Review by: James Cox, Midwest Book Review - December 1, 2003
Greek Readings For Review
Adolf Kaegi & James A. Kleist
1000 Brown St, #101 Wauconda IL 60084
0865165491 $29.00 www.bolchazy.com
The collaborative effort of the late Greek language experts and educators Adolf Kaegi and James A. Kleist, Greek Readings For Review: First Lessons In Greek is a classic text for study of the classical Greek language, which first published in 1902 as a complement to "Kaegi's Greek Grammar." Each individual reading lesson is specifically designed to review subject matter from Kaegi's Greek Grammar, as well as providing drills on single words and increasingly complex sentences. Additionally, Greek Readings For Review features English-to-Greek translation exercises, and optional connected-paragraph readings to fill the pages of this excellent and enduring popular resource for students coming to grips with the intricacies of ancient Greek -- and a "user friendly" classroom resource that has rightfully passed the test of time.
Review by: James Robson, Jact Review - September 1, 2003
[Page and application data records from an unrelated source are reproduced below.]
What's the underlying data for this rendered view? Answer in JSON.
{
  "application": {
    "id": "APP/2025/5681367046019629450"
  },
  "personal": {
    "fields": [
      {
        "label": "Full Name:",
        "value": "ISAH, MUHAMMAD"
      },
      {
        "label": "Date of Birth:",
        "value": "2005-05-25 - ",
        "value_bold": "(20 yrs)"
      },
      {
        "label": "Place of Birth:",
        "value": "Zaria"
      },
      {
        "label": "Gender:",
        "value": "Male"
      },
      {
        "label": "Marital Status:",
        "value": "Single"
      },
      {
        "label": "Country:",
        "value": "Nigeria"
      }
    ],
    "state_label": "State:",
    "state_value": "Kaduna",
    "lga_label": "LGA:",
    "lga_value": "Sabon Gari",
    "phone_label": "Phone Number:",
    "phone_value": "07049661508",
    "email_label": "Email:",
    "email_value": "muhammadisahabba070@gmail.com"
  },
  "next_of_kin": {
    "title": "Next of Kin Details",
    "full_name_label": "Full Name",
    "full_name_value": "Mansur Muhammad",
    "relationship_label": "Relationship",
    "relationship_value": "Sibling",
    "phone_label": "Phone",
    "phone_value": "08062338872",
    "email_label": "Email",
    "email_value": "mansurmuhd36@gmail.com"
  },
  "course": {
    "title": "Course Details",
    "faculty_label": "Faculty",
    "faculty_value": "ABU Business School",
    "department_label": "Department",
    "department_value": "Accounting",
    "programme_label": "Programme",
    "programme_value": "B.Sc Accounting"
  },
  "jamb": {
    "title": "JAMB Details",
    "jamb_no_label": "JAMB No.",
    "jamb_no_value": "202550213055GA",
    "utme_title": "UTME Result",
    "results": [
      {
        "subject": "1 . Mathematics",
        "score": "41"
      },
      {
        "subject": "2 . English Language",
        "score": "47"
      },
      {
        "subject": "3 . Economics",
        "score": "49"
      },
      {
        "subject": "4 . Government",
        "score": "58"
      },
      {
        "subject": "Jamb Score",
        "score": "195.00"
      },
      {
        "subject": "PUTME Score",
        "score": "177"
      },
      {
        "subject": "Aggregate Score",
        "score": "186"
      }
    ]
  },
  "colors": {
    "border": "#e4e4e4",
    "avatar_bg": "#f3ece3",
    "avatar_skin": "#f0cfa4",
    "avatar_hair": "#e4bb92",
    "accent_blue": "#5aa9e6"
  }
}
Whilst Bolchazy-Carducci have to be congratulated for having reissued some extremely useful out-of-print language textbooks, "Greek Readings for Review" is in many ways an odd choice to republish. This volume was originally published in 1902 and one can only pity the poor students for whom its early sections were indeed their 'First Lessons in Greek'. Early exercises involve translating first from, then into, Greek and these are interspersed with occasional continous passages. The layout is cramped and confusing and the sentences generally of the kind 'The Erinyes persecute the wicked with fire and scourges' (pg 26). On the positive side, exercises allow review of a limited range of material but their potential for classroom use to the supplement other material is limited since the course's approach to grammar and the vocabulary used hardly chime with that of, say, "Reading Greek or Athenaze." The book's main strength, though, is its 'Selections for Reading' (pp 77-96) and its 23-page supplement which together form a useful resource of adapted passages: many of these mightfruitfully be used by students making that difficult transition from a course book to studying unadapted Greek, or to boost the confidence of an 'A'-Level or advanced language class. Indeed, in this respect "Greek Readings for Review" serves to highlight a very real gap in the market which, I am sure, many of those charged with teaching Greek at post-beginners level would like to see filled - but by better designed, more user-friendly books that this!